Since then, Breslof pivoted, from special events to special deliveries.
She created a gender-reveal arrangement (in pink) to expecting parents.
She delivered flowers to a bride who postponed her wedding, sent from the woman’s bridal party.
“She said ‘This is the best thing that was ever given to me – other than my ring of course.’ And I was a part of that … when I hear feedback like that, I cry,” Breslof said.
And it felt good when – for the first time in weeks – she crafted a bouquet for a bride who went through with an early May wedding on its long-scheduled date.
Then there’s the arrangements sent to bereaving relatives.
Breslof said she doesn’t ask customers questions about the circumstances, though a couple have shared with her that she’ll be delivering flowers to someone who lost a loved one to COVID-19.
“I’m hearing stories … I hear the way,” she said.
Sometimes the stories are more tender than they are sad.
“I’m getting people who are ordering flowers for friends who are having a difficult time with this, birthdays they can’t really celebrate.
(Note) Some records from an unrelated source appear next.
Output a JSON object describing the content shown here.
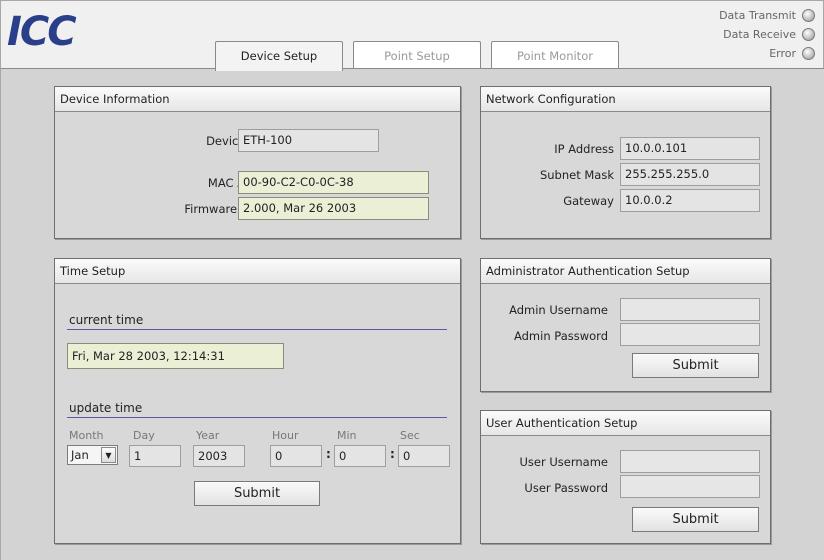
{
  "header": {
    "logo_text": "ICC",
    "tabs": [
      {
        "label": "Device Setup",
        "active": true
      },
      {
        "label": "Point Setup",
        "active": false
      },
      {
        "label": "Point Monitor",
        "active": false
      }
    ],
    "indicators": [
      {
        "label": "Data Transmit"
      },
      {
        "label": "Data Receive"
      },
      {
        "label": "Error"
      }
    ]
  },
  "device_info": {
    "title": "Device Information",
    "device_name_label": "Device Name",
    "device_name": "ETH-100",
    "mac_label": "MAC Address",
    "mac": "00-90-C2-C0-0C-38",
    "firmware_label": "Firmware Version",
    "firmware": "2.000, Mar 26 2003"
  },
  "network": {
    "title": "Network Configuration",
    "ip_label": "IP Address",
    "ip": "10.0.0.101",
    "subnet_label": "Subnet Mask",
    "subnet": "255.255.255.0",
    "gateway_label": "Gateway",
    "gateway": "10.0.0.2"
  },
  "time_setup": {
    "title": "Time Setup",
    "current_heading": "current time",
    "current_time": "Fri, Mar 28 2003, 12:14:31",
    "update_heading": "update time",
    "labels": {
      "month": "Month",
      "day": "Day",
      "year": "Year",
      "hour": "Hour",
      "min": "Min",
      "sec": "Sec"
    },
    "values": {
      "month": "Jan",
      "day": "1",
      "year": "2003",
      "hour": "0",
      "min": "0",
      "sec": "0"
    },
    "colon": ":",
    "submit": "Submit"
  },
  "admin_auth": {
    "title": "Administrator Authentication Setup",
    "username_label": "Admin Username",
    "password_label": "Admin Password",
    "submit": "Submit"
  },
  "user_auth": {
    "title": "User Authentication Setup",
    "username_label": "User Username",
    "password_label": "User Password",
    "submit": "Submit"
  }
}
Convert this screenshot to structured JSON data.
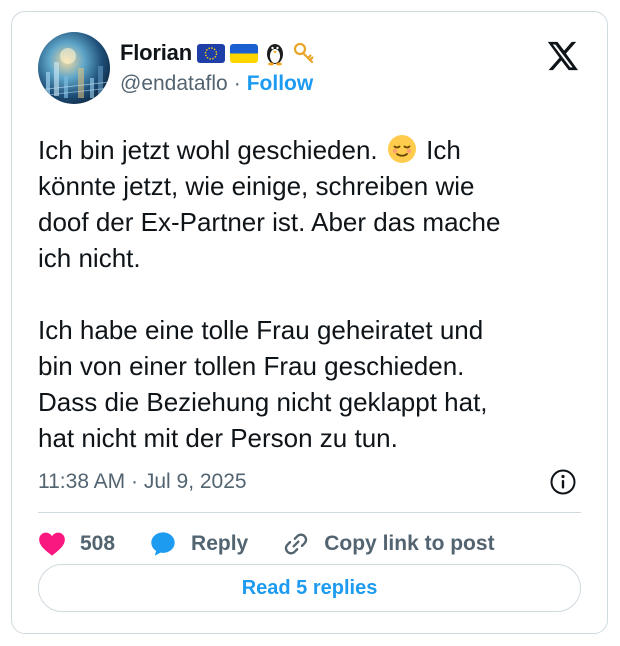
{
  "author": {
    "name": "Florian",
    "handle": "@endataflo",
    "separator": "·",
    "follow_label": "Follow",
    "badges": [
      "eu-flag-icon",
      "ukraine-flag-icon",
      "penguin-icon",
      "key-icon"
    ]
  },
  "tweet": {
    "text": "Ich bin jetzt wohl geschieden. [emoji] Ich könnte jetzt, wie einige, schreiben wie doof der Ex-Partner ist. Aber das mache ich nicht.\n\nIch habe eine tolle Frau geheiratet und bin von einer tollen Frau geschieden. Dass die Beziehung nicht geklappt hat, hat nicht mit der Person zu tun.",
    "text_part1": "Ich bin jetzt wohl geschieden.",
    "emoji": "relieved-face-icon",
    "text_part2": "Ich\nkönnte jetzt, wie einige, schreiben wie\ndoof der Ex-Partner ist. Aber das mache\nich nicht.\n\nIch habe eine tolle Frau geheiratet und\nbin von einer tollen Frau geschieden.\nDass die Beziehung nicht geklappt hat,\nhat nicht mit der Person zu tun.",
    "timestamp": "11:38 AM · Jul 9, 2025"
  },
  "actions": {
    "like_count": "508",
    "reply_label": "Reply",
    "copy_link_label": "Copy link to post"
  },
  "read_replies_label": "Read 5 replies",
  "colors": {
    "accent": "#1d9bf0",
    "like": "#f91880",
    "secondary_text": "#536471",
    "border": "#cfd9de"
  }
}
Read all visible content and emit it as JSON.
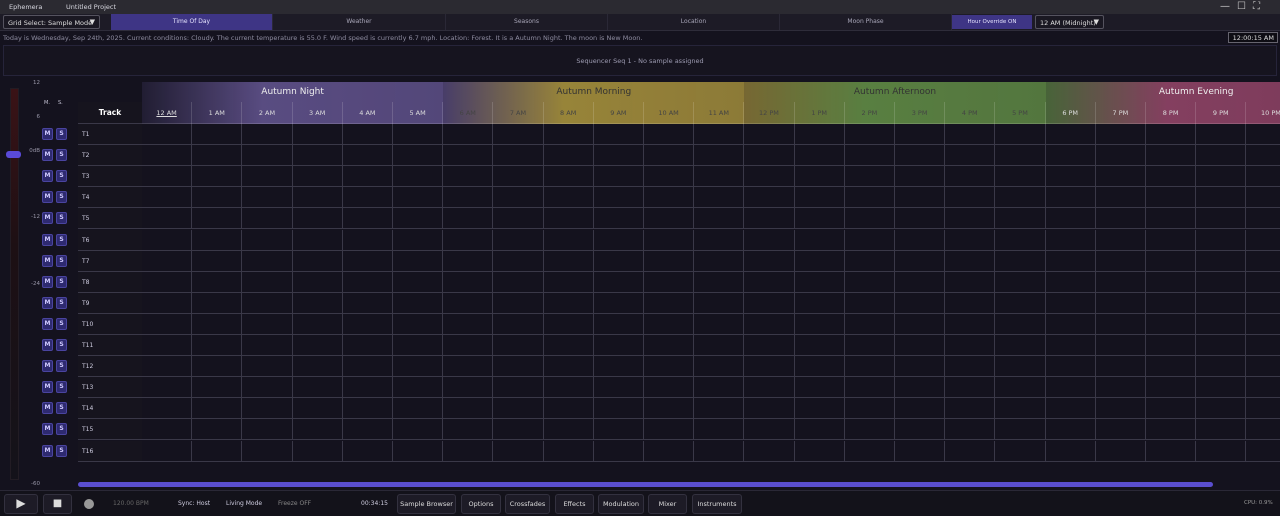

People who just really want – they’re stuck inside now – they want something pretty to look at,” she said. “It’s nature, isn’t it? Being in nature elevates your mood exponentially. Flowers provide that.”
Some flowers have gone to people who never ordered or paid for them.
Breslof, who has been using Facebook to promote her business, has also been using social media to solicit requests for health care workers, volunteers and lonely hearts deserving of a free floral pick-me-up.
“I’ve been doing … several free bouquets as a thank you,” she said.
People can nominate anyone who they think could use flowers to “cheer them up a bit.”
Deliveries have gone out to an ER nurse whose husband is an ER doctor, a team at Northwestern Memorial Hospital, and an elderly woman who lives alone and whose neighbor thought would appreciate flowers.
“I want to give flowers to those who are dealing with being isolated,” Breslof said. “It’s a hard mental state to be in, and if I can contribute even the smallest touch, the smallest bloom.”
But not everyone is a believer in flower power.
She’s received criticism on social media from people telling her “you’re not an essential business, stay home, stay home.”
Breslof said she’s been careful to take precautions. She buys her flowers curbside from the market and takes them back to her shop where only she, her daughter and her dog have been allowed since the coronavirus pandemic hit. She wipes down any deliveries once she sets them on the the recipient’s doorstep, texts that the arrangement has arrived, waves through the window, and leaves.
“I don’t care what anybody says. My job is essential,” she said. “Pleasure, peace and happiness to know that you are touched and loved by somebody else sending you something beautiful.”
Staying in business, she said, has helped everyone along the supply chain.
“That’s the way to keep the economy going,” she said. “We have to keep the train going.”
But business is down exponentially.
While Breslof never stopped operations, some floral shops that did may be opening again.
The governor’s May executive order permits all retailers that weren’t earlier expressly classified as “essential” to open, for curbside pickup and delivery.
The latest executive order also includes “greenhouses, garden centers, and nurseries” as essential stores.
While most mothers will be happy to receive flowers on Sunday, Breslof, a single mom of a 21-month-old (and an older golden retriever) would rather be giving them.
She’s hoping to complete last-minute Mother’s Day orders, but in the coronavirus age, it’s difficult to gauge demand.
Though she’s trying to take advantage of government small business grants, it’s not a good time to over-project and buy flowers that people won’t order.
“People want peonies now,” said said. “I’ve got them.”
Follow Amanda Vinicky on Twitter: @AmandaVinicky